Records from a data source:
--*--

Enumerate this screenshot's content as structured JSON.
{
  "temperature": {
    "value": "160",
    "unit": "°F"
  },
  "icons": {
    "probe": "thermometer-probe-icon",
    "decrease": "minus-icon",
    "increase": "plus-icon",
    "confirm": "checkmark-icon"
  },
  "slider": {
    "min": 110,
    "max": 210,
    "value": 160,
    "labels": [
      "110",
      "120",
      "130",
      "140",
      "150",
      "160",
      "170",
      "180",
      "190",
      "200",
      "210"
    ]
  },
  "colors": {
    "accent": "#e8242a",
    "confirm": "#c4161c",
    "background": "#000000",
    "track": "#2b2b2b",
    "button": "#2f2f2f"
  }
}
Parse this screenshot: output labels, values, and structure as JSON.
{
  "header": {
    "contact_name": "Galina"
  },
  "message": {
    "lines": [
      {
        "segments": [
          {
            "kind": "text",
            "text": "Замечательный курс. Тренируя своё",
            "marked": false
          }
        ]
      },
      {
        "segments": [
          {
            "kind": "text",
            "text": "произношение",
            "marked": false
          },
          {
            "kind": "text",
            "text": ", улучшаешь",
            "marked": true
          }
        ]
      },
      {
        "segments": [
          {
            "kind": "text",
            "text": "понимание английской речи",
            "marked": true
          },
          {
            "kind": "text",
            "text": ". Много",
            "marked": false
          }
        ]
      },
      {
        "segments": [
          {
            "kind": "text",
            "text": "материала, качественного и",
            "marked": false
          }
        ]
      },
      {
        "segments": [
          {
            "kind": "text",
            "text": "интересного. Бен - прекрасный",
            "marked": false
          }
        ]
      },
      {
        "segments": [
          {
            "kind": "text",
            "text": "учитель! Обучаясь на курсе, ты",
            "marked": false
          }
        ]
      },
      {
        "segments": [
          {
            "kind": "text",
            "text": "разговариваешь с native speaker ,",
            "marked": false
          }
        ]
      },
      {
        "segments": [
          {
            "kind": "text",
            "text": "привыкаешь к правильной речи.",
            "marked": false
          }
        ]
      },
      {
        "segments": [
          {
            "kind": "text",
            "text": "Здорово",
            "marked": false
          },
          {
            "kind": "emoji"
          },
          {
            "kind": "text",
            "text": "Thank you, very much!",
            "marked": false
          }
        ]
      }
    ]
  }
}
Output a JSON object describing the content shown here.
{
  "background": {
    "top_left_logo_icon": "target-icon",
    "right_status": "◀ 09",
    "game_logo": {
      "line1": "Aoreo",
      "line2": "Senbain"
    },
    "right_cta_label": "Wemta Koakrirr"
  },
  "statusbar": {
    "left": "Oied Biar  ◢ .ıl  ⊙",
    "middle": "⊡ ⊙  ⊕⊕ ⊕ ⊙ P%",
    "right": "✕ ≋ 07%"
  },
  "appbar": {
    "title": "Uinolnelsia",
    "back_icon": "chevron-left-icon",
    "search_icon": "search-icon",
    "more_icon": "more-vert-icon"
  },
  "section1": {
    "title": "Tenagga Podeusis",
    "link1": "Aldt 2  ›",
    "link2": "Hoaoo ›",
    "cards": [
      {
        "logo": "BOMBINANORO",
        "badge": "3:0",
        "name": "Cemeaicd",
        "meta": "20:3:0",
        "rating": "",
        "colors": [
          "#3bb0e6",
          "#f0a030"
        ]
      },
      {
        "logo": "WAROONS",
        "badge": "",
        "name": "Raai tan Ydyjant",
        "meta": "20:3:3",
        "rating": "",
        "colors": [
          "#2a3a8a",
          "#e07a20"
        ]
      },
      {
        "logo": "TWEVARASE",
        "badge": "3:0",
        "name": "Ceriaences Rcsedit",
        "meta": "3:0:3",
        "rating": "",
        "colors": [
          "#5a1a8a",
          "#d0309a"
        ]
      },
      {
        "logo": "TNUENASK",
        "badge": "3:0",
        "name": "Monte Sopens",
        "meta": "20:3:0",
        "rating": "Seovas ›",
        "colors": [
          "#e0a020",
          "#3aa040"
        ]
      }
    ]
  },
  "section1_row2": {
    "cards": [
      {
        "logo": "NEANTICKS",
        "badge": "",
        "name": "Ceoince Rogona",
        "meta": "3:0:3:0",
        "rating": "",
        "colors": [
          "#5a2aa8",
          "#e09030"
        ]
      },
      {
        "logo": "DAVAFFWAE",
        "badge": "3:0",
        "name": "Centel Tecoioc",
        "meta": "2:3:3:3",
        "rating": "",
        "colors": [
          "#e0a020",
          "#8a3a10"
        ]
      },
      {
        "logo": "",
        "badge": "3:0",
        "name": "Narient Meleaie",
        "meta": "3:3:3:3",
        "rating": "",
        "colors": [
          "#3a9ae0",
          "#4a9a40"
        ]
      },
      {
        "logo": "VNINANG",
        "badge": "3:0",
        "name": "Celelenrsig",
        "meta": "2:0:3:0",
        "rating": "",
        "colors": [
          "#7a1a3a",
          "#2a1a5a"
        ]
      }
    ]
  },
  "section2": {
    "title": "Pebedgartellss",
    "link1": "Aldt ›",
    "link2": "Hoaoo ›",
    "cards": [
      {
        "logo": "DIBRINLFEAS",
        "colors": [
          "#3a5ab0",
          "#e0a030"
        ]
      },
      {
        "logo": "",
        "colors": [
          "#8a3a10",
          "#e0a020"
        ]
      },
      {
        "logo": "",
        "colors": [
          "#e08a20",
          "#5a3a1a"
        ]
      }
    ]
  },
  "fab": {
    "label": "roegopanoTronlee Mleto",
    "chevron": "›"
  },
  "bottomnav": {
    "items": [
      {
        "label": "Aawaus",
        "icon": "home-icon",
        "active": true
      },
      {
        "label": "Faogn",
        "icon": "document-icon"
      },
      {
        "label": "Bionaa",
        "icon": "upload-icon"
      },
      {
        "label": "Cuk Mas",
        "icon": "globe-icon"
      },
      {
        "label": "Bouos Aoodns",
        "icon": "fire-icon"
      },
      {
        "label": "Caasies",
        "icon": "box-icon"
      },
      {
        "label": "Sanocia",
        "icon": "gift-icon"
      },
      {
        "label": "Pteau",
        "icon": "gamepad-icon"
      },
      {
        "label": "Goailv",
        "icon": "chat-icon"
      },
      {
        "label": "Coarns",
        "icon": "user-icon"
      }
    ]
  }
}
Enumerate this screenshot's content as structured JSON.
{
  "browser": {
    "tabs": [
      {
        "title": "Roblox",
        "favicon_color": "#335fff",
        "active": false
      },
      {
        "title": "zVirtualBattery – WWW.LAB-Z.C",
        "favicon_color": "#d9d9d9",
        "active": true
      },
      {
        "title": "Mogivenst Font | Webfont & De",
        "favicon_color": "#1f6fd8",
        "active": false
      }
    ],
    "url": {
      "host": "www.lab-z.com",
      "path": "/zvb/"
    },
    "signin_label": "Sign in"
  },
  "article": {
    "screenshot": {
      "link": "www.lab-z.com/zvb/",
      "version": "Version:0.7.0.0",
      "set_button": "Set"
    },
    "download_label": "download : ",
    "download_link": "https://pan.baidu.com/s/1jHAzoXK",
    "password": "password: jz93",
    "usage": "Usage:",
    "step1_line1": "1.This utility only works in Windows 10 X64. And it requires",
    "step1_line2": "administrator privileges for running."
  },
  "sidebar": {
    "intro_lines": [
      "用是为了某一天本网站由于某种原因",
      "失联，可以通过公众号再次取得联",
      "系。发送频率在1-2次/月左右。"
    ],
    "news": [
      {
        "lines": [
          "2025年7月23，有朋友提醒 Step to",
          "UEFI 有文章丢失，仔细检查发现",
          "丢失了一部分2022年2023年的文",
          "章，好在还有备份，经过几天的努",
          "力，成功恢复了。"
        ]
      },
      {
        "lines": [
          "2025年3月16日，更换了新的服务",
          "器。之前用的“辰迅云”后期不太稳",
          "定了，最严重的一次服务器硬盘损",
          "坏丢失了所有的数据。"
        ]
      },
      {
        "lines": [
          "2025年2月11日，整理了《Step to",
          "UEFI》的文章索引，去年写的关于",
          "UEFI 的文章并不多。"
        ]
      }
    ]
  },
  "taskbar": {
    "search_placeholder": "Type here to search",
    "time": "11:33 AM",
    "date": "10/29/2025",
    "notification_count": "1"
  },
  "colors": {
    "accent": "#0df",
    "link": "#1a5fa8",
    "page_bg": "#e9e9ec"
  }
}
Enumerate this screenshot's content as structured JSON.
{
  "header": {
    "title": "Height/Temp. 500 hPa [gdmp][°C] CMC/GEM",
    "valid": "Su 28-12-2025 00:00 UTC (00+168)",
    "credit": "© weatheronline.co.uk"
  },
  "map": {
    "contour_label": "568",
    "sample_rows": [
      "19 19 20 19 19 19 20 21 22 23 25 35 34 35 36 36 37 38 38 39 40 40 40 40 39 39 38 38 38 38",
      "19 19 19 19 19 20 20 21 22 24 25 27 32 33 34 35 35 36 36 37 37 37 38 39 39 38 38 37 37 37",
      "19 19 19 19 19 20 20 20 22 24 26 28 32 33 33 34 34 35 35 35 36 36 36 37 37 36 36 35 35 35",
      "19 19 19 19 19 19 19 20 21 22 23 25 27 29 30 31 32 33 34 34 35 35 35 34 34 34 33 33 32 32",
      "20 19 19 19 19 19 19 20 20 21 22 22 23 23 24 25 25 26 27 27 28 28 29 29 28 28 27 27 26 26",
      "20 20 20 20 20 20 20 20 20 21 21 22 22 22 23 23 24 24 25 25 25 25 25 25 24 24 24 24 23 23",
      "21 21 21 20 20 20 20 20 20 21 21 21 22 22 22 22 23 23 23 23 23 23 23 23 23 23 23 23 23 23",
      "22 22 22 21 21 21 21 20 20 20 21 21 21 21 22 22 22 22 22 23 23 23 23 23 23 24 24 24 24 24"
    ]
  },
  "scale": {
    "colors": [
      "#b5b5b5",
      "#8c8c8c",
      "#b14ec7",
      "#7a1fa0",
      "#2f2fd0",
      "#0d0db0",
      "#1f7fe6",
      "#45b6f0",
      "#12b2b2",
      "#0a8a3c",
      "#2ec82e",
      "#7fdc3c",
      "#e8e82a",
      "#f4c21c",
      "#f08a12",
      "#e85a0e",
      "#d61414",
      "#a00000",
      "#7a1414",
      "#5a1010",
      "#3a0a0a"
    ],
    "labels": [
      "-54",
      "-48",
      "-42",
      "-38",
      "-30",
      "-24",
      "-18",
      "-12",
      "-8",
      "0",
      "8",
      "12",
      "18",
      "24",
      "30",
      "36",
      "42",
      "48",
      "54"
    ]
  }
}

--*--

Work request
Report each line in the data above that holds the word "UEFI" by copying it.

Result for this exercise
          "UEFI 有文章丢失，仔细检查发现",
          "UEFI》的文章索引，去年写的关于",
          "UEFI 的文章并不多。"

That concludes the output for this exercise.